#### [WORK INSTRUCTION]
For each line in the data that includes "body", make a copy.

Dataset rows for apps and sites:
/---

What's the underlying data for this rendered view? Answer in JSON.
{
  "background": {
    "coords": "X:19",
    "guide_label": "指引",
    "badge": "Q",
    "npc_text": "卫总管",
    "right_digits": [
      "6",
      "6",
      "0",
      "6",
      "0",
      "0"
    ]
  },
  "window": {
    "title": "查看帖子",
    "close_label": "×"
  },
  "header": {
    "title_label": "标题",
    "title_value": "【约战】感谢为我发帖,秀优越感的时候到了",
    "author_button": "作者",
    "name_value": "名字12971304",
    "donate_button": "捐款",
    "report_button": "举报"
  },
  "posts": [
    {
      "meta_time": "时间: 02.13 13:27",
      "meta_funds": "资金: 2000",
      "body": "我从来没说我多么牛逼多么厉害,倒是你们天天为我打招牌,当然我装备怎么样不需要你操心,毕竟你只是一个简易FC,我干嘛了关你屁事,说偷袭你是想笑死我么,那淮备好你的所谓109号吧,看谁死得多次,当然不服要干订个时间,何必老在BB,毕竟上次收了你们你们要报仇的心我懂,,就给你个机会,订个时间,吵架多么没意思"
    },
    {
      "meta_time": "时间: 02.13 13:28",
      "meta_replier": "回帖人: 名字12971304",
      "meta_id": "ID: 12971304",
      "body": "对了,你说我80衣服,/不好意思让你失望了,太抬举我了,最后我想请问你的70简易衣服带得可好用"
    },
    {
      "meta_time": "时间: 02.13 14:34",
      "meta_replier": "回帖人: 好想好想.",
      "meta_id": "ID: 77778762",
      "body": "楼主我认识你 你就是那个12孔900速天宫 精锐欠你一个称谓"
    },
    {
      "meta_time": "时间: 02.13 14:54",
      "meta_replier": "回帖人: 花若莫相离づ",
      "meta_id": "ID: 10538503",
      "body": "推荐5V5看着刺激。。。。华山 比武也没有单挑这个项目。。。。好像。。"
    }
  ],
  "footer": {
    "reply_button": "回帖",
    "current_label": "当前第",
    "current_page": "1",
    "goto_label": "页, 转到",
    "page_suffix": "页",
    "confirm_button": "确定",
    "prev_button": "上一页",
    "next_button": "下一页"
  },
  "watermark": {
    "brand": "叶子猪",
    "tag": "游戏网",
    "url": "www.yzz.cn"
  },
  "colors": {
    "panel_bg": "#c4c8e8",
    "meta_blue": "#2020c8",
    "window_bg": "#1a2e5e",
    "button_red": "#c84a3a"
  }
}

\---

#### [SOLUTION FOR THIS EXERCISE]
      "body": "我从来没说我多么牛逼多么厉害,倒是你们天天为我打招牌,当然我装备怎么样不需要你操心,毕竟你只是一个简易FC,我干嘛了关你屁事,说偷袭你是想笑死我么,那淮备好你的所谓109号吧,看谁死得多次,当然不服要干订个时间,何必老在BB,毕竟上次收了你们你们要报仇的心我懂,,就给你个机会,订个时间,吵架多么没意思"
      "body": "对了,你说我80衣服,/不好意思让你失望了,太抬举我了,最后我想请问你的70简易衣服带得可好用"
      "body": "楼主我认识你 你就是那个12孔900速天宫 精锐欠你一个称谓"
      "body": "推荐5V5看着刺激。。。。华山 比武也没有单挑这个项目。。。。好像。。"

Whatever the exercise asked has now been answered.